Valleroy LA, Mackellar DA, Karon JM, Rosen DH, McFarland W, Shehan DA, Stoyanoff SR, Lalota M, Celentano D, Koblin BA, Thiede HDVM, Katz MH, Torian LV, Janssen RS 2000. HIV prevalence and associated risks in young men who have sex with men. JAMA 248: 198-204. [ Links ]
Van Griensven GPJ, Tielman RAP, Goudsmit J, Van Der Noordaa J, Wolf F, Vroome MME, Coutinho RA 1987. Risk factors and prevalence of HIV antibodies in homosexual men in the Netherlands. Am J Epidemiol 125: 1048-1057. [ Links ]
Winkelstein Jr W, Lyman DM, Padian N, Grant R, Samuel M, Wiley JA, Anderson RE, Lang W, Riggs J, Levy JA 1987. Sexual practices and risk of infection by the human immunodeficiency virus: The San Francisco Men's Health Study. JAMA 257: 321-325. [ Links ]
Zimmerman PA, Buckler-White A, Alkhatib G, Spalding T, Kubofcik J, Combadiere C, Weissman D, Cohen O, Rubbert A, Lam G, Vaccareza M, Kennedy PE, Kumaraswami V, Giorgi JV, Detels R, Hunter J, Chopek M, Berger EA, Fauci AS, Nutman TB, Murphy PM 1997. Inherit resistance to HIV-1 conferred by inactivating mutation inn CC chemokine receptor 5: studies in populations with contrasting clinical phenotypes, defined racial background, and quantified risk. Mol Med 3: 23-36. [ Links ]

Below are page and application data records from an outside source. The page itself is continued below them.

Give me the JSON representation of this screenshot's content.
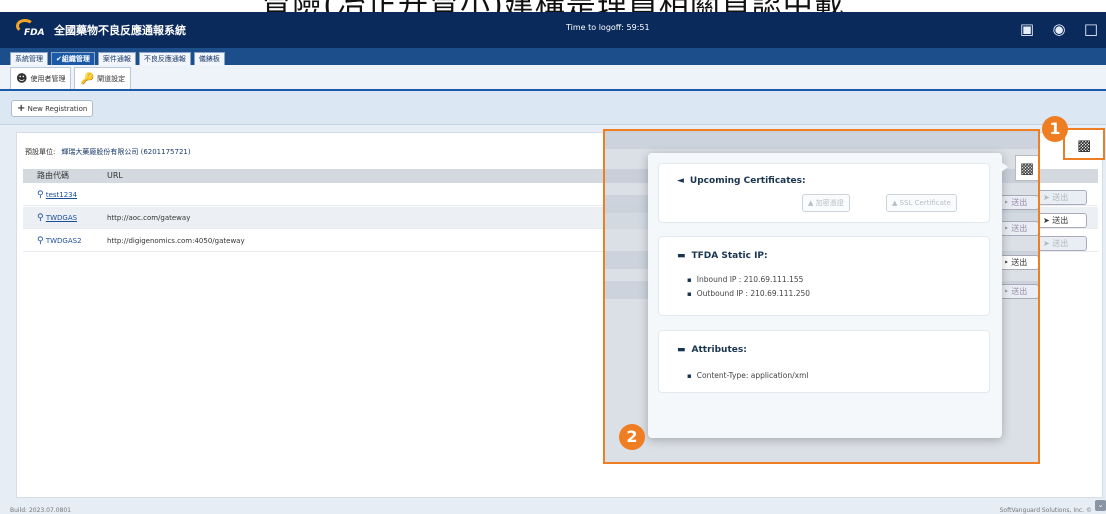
{
  "caption": "冒險(冶正升冒小)建構是理員相關負認中載",
  "header": {
    "logo_text": "FDA",
    "title": "全國藥物不良反應通報系統",
    "timer": "Time to logoff: 59:51",
    "icons": [
      "device-icon",
      "user-icon",
      "logout-icon"
    ]
  },
  "tabs": [
    {
      "label": "系統管理",
      "active": false
    },
    {
      "label": "✔組織管理",
      "active": true
    },
    {
      "label": "案件通報",
      "active": false
    },
    {
      "label": "不良反應通報",
      "active": false
    },
    {
      "label": "儀錶板",
      "active": false
    }
  ],
  "subtabs": [
    {
      "label": "使用者管理",
      "icon": "user-admin-icon"
    },
    {
      "label": "閘道設定",
      "icon": "key-icon"
    }
  ],
  "toolbar": {
    "new_label": "New Registration"
  },
  "unit": {
    "label": "預設單位:",
    "value": "輝瑞大藥廠股份有限公司 (62011757​21)"
  },
  "grid": {
    "columns": [
      "路由代碼",
      "URL"
    ],
    "rows": [
      {
        "code": "test1234",
        "url": ""
      },
      {
        "code": "TWDGAS",
        "url": "http://aoc.com/gateway"
      },
      {
        "code": "TWDGAS2",
        "url": "http://digigenomics.com:4050/gateway"
      }
    ]
  },
  "behind_buttons": [
    "➤ 送出",
    "➤ 送出",
    "➤ 送出"
  ],
  "overlay_buttons": [
    "‣ 送出",
    "‣ 送出",
    "‣ 送出",
    "‣ 送出"
  ],
  "popover": {
    "certificates": {
      "title": "Upcoming Certificates:",
      "buttons": [
        "加密憑證",
        "SSL Certificate"
      ]
    },
    "static_ip": {
      "title": "TFDA Static IP:",
      "items": [
        "Inbound IP : 210.69.111.155",
        "Outbound IP : 210.69.111.250"
      ]
    },
    "attributes": {
      "title": "Attributes:",
      "items": [
        "Content-Type: application/xml"
      ]
    }
  },
  "badges": {
    "one": "1",
    "two": "2"
  },
  "footer": {
    "build": "Build: 2023.07.0801",
    "company": "SoftVanguard Solutions, Inc. ©"
  },
  "colors": {
    "header": "#0a2a5c",
    "accent": "#ef7d22",
    "link": "#1a4e9c"
  }
}
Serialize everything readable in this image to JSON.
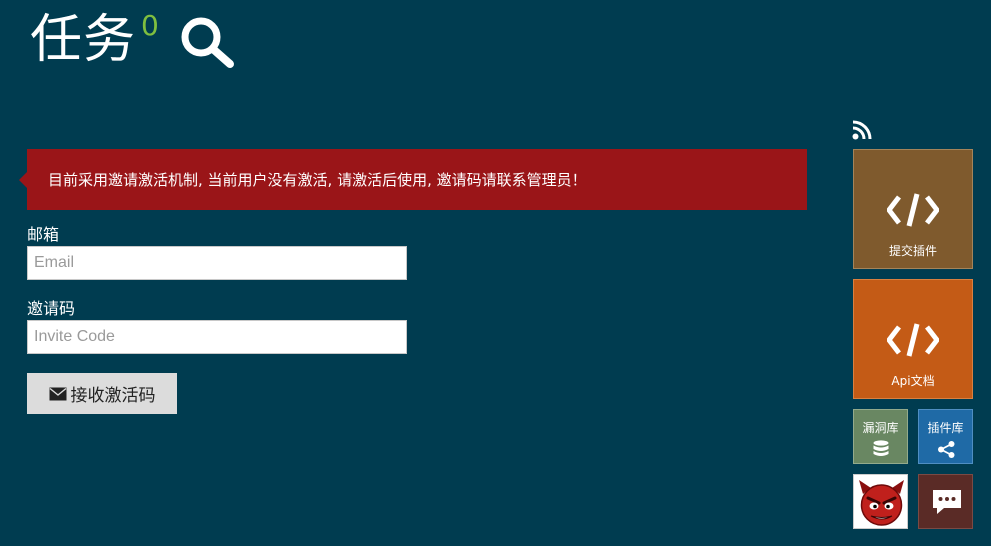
{
  "header": {
    "title": "任务",
    "task_count": "0",
    "icons": {
      "search": "search-icon"
    }
  },
  "alert": {
    "message": "目前采用邀请激活机制, 当前用户没有激活, 请激活后使用, 邀请码请联系管理员！",
    "color": "#9a1518"
  },
  "form": {
    "email": {
      "label": "邮箱",
      "placeholder": "Email",
      "value": ""
    },
    "invite": {
      "label": "邀请码",
      "placeholder": "Invite Code",
      "value": ""
    },
    "submit": {
      "label": "接收激活码",
      "icon": "envelope-icon"
    }
  },
  "sidebar": {
    "rss_icon": "rss-icon",
    "tiles": {
      "submit_plugin": {
        "label": "提交插件",
        "icon": "code-icon",
        "color": "#7f5a2d"
      },
      "api_docs": {
        "label": "Api文档",
        "icon": "code-icon",
        "color": "#c45b16"
      },
      "vuln_db": {
        "label": "漏洞库",
        "icon": "database-icon",
        "color": "#698762"
      },
      "plugin_lib": {
        "label": "插件库",
        "icon": "share-icon",
        "color": "#1f6aa6"
      },
      "user_avatar": {
        "icon": "devil-avatar-icon"
      },
      "chat": {
        "icon": "chat-icon",
        "color": "#5a2b26"
      }
    }
  },
  "colors": {
    "background": "#003c50",
    "count_accent": "#7fbf3f"
  }
}
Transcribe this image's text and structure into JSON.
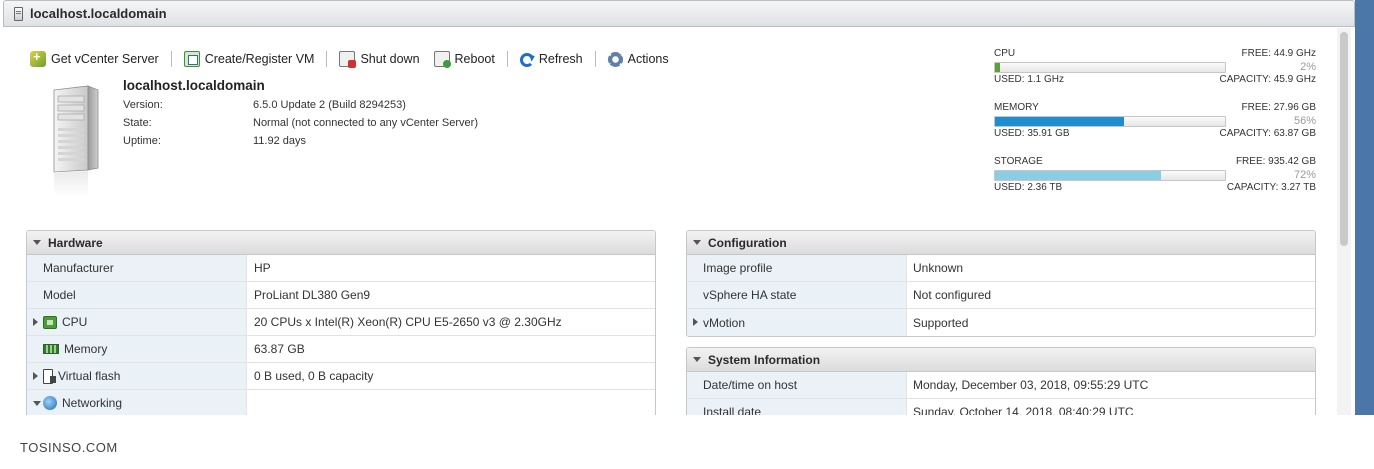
{
  "window": {
    "title": "localhost.localdomain"
  },
  "toolbar": {
    "get_vcenter": "Get vCenter Server",
    "create_register_vm": "Create/Register VM",
    "shut_down": "Shut down",
    "reboot": "Reboot",
    "refresh": "Refresh",
    "actions": "Actions"
  },
  "host": {
    "name": "localhost.localdomain",
    "version_label": "Version:",
    "version_value": "6.5.0 Update 2 (Build 8294253)",
    "state_label": "State:",
    "state_value": "Normal (not connected to any vCenter Server)",
    "uptime_label": "Uptime:",
    "uptime_value": "11.92 days"
  },
  "resources": {
    "cpu": {
      "label": "CPU",
      "free": "FREE: 44.9 GHz",
      "percent_text": "2%",
      "percent": 2,
      "used": "USED: 1.1 GHz",
      "capacity": "CAPACITY: 45.9 GHz",
      "color": "#5aa13a"
    },
    "memory": {
      "label": "MEMORY",
      "free": "FREE: 27.96 GB",
      "percent_text": "56%",
      "percent": 56,
      "used": "USED: 35.91 GB",
      "capacity": "CAPACITY: 63.87 GB",
      "color": "#1e8ed0"
    },
    "storage": {
      "label": "STORAGE",
      "free": "FREE: 935.42 GB",
      "percent_text": "72%",
      "percent": 72,
      "used": "USED: 2.36 TB",
      "capacity": "CAPACITY: 3.27 TB",
      "color": "#8ccde6"
    }
  },
  "hardware": {
    "title": "Hardware",
    "rows": [
      {
        "key": "Manufacturer",
        "value": "HP"
      },
      {
        "key": "Model",
        "value": "ProLiant DL380 Gen9"
      },
      {
        "key": "CPU",
        "value": "20 CPUs x Intel(R) Xeon(R) CPU E5-2650 v3 @ 2.30GHz"
      },
      {
        "key": "Memory",
        "value": "63.87 GB"
      },
      {
        "key": "Virtual flash",
        "value": "0 B used, 0 B capacity"
      },
      {
        "key": "Networking",
        "value": ""
      }
    ]
  },
  "configuration": {
    "title": "Configuration",
    "rows": [
      {
        "key": "Image profile",
        "value": "Unknown"
      },
      {
        "key": "vSphere HA state",
        "value": "Not configured"
      },
      {
        "key": "vMotion",
        "value": "Supported"
      }
    ]
  },
  "system_info": {
    "title": "System Information",
    "rows": [
      {
        "key": "Date/time on host",
        "value": "Monday, December 03, 2018, 09:55:29 UTC"
      },
      {
        "key": "Install date",
        "value": "Sunday, October 14, 2018, 08:40:29 UTC"
      }
    ]
  },
  "watermark": "TOSINSO.COM"
}
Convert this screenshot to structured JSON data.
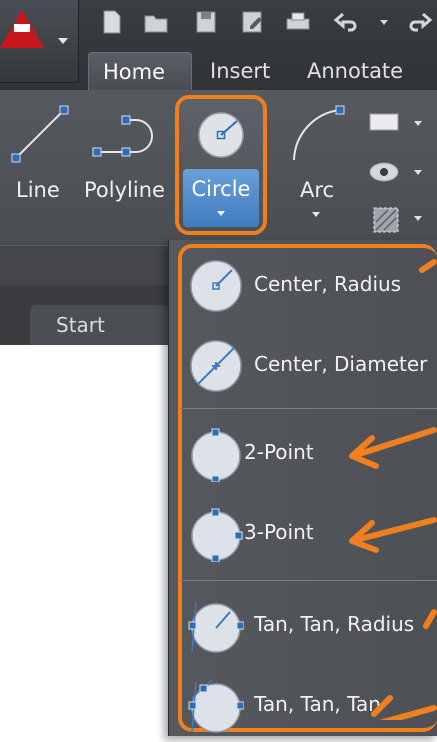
{
  "tabs": [
    {
      "label": "Home",
      "active": true
    },
    {
      "label": "Insert",
      "active": false
    },
    {
      "label": "Annotate",
      "active": false
    }
  ],
  "ribbon": {
    "line_label": "Line",
    "polyline_label": "Polyline",
    "circle_label": "Circle",
    "arc_label": "Arc"
  },
  "file_tab": {
    "label": "Start"
  },
  "circle_menu": {
    "items": [
      {
        "label": "Center, Radius",
        "icon": "circle-center-radius-icon"
      },
      {
        "label": "Center, Diameter",
        "icon": "circle-center-diameter-icon"
      },
      {
        "label": "2-Point",
        "icon": "circle-2-point-icon"
      },
      {
        "label": "3-Point",
        "icon": "circle-3-point-icon"
      },
      {
        "label": "Tan, Tan, Radius",
        "icon": "circle-tan-tan-radius-icon"
      },
      {
        "label": "Tan, Tan, Tan",
        "icon": "circle-tan-tan-tan-icon"
      }
    ]
  },
  "colors": {
    "highlight_orange": "#f07f1f",
    "ribbon_gray": "#4e5156",
    "circle_button_blue": "#4f8cca",
    "app_red": "#c8171c"
  }
}
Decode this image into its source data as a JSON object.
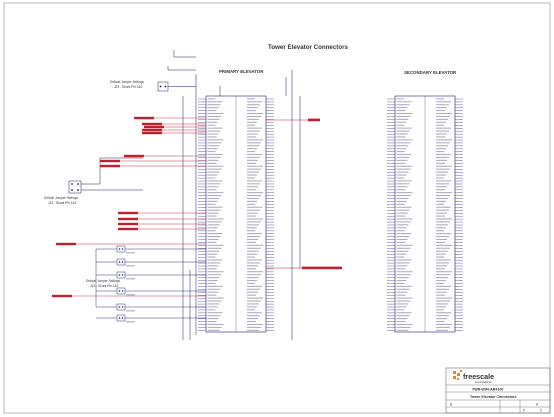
{
  "sheet": {
    "title": "Tower Elevator Connectors",
    "primary_label": "PRIMARY ELEVATOR",
    "secondary_label": "SECONDARY ELEVATOR"
  },
  "notes": [
    {
      "line1": "Default Jumper Settings",
      "line2": "- J23 - Shunt Pin 1&2"
    },
    {
      "line1": "Default Jumper Settings",
      "line2": "J12 - Shunt Pin 1&2"
    },
    {
      "line1": "Default Jumper Settings",
      "line2": "- J14 - Shunt Pin 1&2"
    }
  ],
  "title_block": {
    "brand": "freescale",
    "brand_sub": "semiconductor",
    "board": "TWR-WIFI-AR4100",
    "page_title": "Tower Elevator Connectors",
    "size": "B",
    "rev": "A",
    "sheet": "5",
    "of": "5"
  },
  "colors": {
    "wire": "#1a1a6e",
    "netlabel": "#c0202e",
    "frame": "#555555"
  }
}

Received 12 September 2002
Accepted 18 February 2003
This work was supported by Unesco-Brazilian Ministry of Health, agreement # 296/99
Project Horizonte team: MJD Utsch, CP Rabelo, FA Ribeiro, AP Silva, AF Tibúrcio, RA Ribeiro, BM Ferreira, EL Fialho